_PROMPT_
Among the entries below, find every line that has "JSON" and pull it out.

_Website and app data records_
══════

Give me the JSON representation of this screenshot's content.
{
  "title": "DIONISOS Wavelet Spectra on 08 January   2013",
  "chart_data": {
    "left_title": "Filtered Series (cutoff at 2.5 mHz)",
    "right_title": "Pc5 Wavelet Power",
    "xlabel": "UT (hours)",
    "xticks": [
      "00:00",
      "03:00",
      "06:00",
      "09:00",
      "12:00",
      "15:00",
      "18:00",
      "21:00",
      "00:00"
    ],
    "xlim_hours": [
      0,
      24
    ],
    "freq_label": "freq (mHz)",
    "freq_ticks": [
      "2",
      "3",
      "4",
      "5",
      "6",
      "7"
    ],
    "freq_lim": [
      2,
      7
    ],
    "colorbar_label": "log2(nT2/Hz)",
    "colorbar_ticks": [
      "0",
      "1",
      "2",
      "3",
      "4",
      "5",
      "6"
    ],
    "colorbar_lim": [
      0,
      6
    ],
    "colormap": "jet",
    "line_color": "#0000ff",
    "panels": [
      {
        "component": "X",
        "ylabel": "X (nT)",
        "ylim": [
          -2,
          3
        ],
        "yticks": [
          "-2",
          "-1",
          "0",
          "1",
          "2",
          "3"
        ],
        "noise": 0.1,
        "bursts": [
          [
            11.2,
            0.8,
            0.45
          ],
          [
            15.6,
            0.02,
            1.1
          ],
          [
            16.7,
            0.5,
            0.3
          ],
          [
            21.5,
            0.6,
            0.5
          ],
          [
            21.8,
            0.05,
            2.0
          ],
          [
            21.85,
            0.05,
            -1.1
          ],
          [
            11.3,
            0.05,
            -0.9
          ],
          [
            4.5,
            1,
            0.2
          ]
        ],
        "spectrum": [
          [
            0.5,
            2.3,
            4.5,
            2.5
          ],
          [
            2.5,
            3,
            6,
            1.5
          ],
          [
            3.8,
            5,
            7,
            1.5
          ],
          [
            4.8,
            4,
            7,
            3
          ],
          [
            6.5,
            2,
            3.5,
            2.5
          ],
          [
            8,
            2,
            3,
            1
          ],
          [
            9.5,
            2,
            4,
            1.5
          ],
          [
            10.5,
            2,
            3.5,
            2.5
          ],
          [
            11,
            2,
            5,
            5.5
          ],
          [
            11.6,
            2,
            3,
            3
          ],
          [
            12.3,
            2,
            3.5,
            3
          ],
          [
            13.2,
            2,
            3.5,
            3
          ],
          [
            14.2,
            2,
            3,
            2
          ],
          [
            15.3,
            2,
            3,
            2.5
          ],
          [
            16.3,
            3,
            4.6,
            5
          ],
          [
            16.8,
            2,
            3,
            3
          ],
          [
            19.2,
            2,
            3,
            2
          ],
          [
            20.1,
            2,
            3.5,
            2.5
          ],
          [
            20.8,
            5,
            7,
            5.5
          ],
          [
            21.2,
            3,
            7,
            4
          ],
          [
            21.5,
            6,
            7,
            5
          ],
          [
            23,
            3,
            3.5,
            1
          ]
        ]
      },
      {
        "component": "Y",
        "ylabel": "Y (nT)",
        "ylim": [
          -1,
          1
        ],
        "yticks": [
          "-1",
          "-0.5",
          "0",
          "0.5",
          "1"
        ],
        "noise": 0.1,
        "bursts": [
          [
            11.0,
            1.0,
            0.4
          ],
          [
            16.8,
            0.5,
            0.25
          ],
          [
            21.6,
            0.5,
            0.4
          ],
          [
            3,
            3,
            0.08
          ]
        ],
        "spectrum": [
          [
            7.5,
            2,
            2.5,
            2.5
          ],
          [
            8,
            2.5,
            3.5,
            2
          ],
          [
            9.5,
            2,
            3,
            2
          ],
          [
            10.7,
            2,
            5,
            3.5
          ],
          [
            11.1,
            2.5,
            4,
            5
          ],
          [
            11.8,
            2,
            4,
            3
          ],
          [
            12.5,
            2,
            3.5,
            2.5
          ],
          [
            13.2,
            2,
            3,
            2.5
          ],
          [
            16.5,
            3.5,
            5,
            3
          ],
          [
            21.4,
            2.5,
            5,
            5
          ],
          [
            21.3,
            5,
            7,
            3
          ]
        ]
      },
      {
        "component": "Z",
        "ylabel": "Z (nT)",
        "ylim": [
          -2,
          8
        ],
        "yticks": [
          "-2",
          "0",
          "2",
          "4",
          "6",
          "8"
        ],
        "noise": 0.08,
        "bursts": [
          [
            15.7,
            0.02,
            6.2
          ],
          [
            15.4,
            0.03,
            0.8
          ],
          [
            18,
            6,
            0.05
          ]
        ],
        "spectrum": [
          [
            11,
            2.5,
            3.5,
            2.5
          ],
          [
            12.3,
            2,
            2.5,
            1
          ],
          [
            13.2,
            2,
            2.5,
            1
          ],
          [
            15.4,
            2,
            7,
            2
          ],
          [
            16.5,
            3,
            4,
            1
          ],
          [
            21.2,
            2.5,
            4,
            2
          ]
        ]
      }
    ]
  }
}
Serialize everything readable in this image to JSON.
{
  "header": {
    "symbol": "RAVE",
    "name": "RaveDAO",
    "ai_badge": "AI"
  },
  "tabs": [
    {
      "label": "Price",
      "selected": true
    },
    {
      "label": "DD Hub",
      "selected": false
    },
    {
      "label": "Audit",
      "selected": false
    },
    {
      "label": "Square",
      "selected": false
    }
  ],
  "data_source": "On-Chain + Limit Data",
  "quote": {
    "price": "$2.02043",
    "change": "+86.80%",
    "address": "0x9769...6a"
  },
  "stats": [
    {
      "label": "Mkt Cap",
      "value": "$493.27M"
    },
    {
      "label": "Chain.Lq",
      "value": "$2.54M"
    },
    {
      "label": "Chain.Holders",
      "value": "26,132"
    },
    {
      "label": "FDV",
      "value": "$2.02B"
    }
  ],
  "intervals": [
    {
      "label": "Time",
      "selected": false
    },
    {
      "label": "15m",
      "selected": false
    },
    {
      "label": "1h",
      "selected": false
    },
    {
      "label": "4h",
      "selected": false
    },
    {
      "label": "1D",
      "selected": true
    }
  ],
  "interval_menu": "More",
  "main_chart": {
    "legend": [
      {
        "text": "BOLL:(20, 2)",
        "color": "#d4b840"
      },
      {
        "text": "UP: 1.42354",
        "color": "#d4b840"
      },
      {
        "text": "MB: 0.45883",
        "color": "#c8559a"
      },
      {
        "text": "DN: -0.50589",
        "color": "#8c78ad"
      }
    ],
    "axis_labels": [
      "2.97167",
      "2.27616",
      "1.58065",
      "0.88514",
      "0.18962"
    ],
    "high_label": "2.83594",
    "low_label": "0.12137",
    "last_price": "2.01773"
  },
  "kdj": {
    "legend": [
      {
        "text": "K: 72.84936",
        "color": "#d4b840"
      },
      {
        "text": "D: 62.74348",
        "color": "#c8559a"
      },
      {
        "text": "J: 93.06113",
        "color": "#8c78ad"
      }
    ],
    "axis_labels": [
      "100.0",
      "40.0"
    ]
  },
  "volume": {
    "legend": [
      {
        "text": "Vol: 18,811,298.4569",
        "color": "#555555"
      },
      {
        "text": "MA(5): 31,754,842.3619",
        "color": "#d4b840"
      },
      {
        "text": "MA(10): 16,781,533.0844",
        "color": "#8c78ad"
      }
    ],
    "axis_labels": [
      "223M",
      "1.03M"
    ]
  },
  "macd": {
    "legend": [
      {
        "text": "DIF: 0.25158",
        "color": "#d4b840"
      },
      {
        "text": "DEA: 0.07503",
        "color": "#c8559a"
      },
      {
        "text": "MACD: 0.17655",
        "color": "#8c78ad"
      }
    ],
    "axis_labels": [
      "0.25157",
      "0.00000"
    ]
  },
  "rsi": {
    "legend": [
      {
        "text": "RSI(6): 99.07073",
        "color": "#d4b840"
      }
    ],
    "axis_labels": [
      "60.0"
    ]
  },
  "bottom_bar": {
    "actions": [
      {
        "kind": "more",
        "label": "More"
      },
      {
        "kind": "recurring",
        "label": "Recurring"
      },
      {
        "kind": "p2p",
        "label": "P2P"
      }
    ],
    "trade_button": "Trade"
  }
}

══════

_ANSWER SPACE_
Give me the JSON representation of this screenshot's content.
Serialize everything readable in this image to JSON.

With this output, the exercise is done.